# Dataset entries:
• • • •

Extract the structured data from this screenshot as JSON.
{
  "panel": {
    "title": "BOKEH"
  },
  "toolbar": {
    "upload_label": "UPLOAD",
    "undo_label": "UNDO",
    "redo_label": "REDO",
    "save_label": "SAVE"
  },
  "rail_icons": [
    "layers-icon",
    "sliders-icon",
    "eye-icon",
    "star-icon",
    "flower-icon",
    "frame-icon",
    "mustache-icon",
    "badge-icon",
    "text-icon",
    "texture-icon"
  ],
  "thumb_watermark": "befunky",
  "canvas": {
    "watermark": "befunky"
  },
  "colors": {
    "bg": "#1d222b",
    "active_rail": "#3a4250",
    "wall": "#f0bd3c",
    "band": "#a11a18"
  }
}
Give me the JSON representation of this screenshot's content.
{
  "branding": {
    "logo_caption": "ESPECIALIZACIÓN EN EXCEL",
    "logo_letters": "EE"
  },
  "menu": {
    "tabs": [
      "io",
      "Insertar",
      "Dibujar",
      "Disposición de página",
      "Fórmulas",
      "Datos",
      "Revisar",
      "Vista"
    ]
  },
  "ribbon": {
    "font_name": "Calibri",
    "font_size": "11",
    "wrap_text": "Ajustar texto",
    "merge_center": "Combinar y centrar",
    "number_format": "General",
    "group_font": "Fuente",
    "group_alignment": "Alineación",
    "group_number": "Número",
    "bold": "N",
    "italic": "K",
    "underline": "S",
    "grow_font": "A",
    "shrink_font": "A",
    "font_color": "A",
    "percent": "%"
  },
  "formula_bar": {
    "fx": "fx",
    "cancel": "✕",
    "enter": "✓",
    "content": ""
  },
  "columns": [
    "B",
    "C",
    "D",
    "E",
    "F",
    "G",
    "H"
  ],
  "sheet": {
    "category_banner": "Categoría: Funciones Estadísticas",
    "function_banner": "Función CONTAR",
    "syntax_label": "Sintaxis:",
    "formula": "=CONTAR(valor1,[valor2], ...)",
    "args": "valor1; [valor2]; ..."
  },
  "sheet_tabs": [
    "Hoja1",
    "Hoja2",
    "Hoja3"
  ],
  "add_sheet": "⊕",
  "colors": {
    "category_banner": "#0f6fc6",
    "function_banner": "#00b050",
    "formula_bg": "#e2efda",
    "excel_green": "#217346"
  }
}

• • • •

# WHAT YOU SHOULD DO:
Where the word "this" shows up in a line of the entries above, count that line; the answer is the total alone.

# FINAL ANSWER:
2